DAC

BMS Data Sharing Request Committee

Dac ID Contact Person Email Access Information
EGAC00001001665 CTT Group ctt [dot] group [at] bms [dot] com No additional information is available

This DAC controls 2 datasets:

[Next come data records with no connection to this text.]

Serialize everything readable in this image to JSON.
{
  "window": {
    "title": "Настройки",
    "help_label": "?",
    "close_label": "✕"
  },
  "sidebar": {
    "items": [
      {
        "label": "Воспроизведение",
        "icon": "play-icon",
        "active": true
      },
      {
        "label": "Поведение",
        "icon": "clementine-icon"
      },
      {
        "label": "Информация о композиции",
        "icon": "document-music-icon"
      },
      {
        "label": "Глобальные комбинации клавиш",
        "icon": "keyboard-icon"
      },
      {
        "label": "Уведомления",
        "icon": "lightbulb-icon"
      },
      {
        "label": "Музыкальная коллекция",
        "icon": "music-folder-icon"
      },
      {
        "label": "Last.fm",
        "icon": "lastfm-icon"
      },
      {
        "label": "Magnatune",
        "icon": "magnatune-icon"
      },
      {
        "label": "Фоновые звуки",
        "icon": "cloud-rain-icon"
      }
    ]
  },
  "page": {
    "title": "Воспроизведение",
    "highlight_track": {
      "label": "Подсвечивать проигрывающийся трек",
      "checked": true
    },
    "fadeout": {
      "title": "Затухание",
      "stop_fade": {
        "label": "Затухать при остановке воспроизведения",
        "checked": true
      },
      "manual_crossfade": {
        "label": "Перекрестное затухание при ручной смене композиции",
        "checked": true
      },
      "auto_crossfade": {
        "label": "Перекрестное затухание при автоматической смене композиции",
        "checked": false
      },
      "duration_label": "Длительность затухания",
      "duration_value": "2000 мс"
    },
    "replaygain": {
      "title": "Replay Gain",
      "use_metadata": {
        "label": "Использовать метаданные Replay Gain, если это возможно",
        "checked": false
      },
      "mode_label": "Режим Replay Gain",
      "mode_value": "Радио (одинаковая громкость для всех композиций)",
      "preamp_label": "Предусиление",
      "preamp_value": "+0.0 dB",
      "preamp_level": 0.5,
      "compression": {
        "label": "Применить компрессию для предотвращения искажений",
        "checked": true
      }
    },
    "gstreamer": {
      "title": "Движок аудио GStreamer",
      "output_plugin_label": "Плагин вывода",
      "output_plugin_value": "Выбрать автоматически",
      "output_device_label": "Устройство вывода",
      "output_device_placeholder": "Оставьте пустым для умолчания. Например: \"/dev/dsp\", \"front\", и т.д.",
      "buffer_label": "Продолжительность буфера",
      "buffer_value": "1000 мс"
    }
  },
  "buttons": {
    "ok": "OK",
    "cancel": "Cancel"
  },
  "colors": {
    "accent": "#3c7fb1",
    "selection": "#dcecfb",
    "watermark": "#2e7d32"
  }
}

Dataset ID Description Technology Samples
EGAD00001006282 We analyzed baseline and on-therapy tumor biopsies from 101 patients with advanced melanoma treated with nivolumab (anti-PD-1) alone or combined with ipilimumab (anti-CTLA-4). Analysis of whole transcriptome data showed that T cell infiltration and interferon-gamma signaling signatures corresponded most highly with clinical response to therapy, with a reciprocal decrease in cell cycle and WNT signaling pathways in responding biopsies. Clinical outcome differences were likely not due to differential melanoma cell responses to interferon-gamma, as 57 human melanoma cell lines exposed in vitro to this cytokine showed a conserved interferon-gamma transcriptome response unless they had mutations that precluded signaling from the interferon-gamma receptor. Therefore, the magnitude of the antitumor T cell response and the corresponding downstream interferon-gamma signaling are the main drivers of clinical response or resistance to immune checkpoint blockade therapy. Illumina HiSeq 2000 54
EGAD00001006306 Purpose Exploratory analyses of CheckMate 066 and 067 trials were conducted to investigate associations of tumor mutational burden (TMB), a 4-gene inflammatory gene expression signature, and BRAF mutation status with tumor response, progression-free survival (PFS), and overall survival (OS) in patients with advanced melanoma. Patients and Methods Patients with known programmed death ligand 1 (PD-L1) expression and BRAF mutation status received nivolumab (NIVO) or dacarbazine in CheckMate 066 and either NIVO, ipilimumab (IPI), or NIVO+IPI in CheckMate 067. Whole exome sequencing and RNA sequencing were used to determine TMB and inflammatory gene expression signature scores, respectively. These biomarkers were evaluated in terms of their association with PFS and OS. Results In the NIVO, NIVO+IPI, and IPI arms of CheckMate 067, longer survival was associated with high (> median) versus low (≤ median) TMB with hazard ratios (HRs) (95% confidence interval [CI]) for PFS of 0.45 (0.30–0.65), 0.55 (0.38–0.81), and 0.60 (0.43–0.82), and for OS of 0.46 (0.30–0.71), 0.53 (0.34–0.82), and 0.52 (0.36–0.74), respectively. For NIVO-treated patients, these results were confirmed in CheckMate 066. A survival benefit was observed with high TMB and absence of BRAF mutation. Survival was associated with high versus low inflammatory signature scores with HRs (95% CI) for PFS of 0.56 (0.34–0.94), 0.40 (0.23–0.72), and 0.43 (0.27–0.70), and for OS of 0.37 (0.20–0.66), 0.38 (0.19–0.74), and 0.46 (0.27–0.79), in the NIVO, NIVO+IPI, and IPI arms, respectively. Weak correlations were observed between PD-L1, TMB, and the inflammatory signature. Conclusions Combined assessment of TMB, inflammatory gene expression signature, and BRAF mutation status may be predictive for response to immunotherapy in advanced melanoma. Illumina HiSeq 2500 38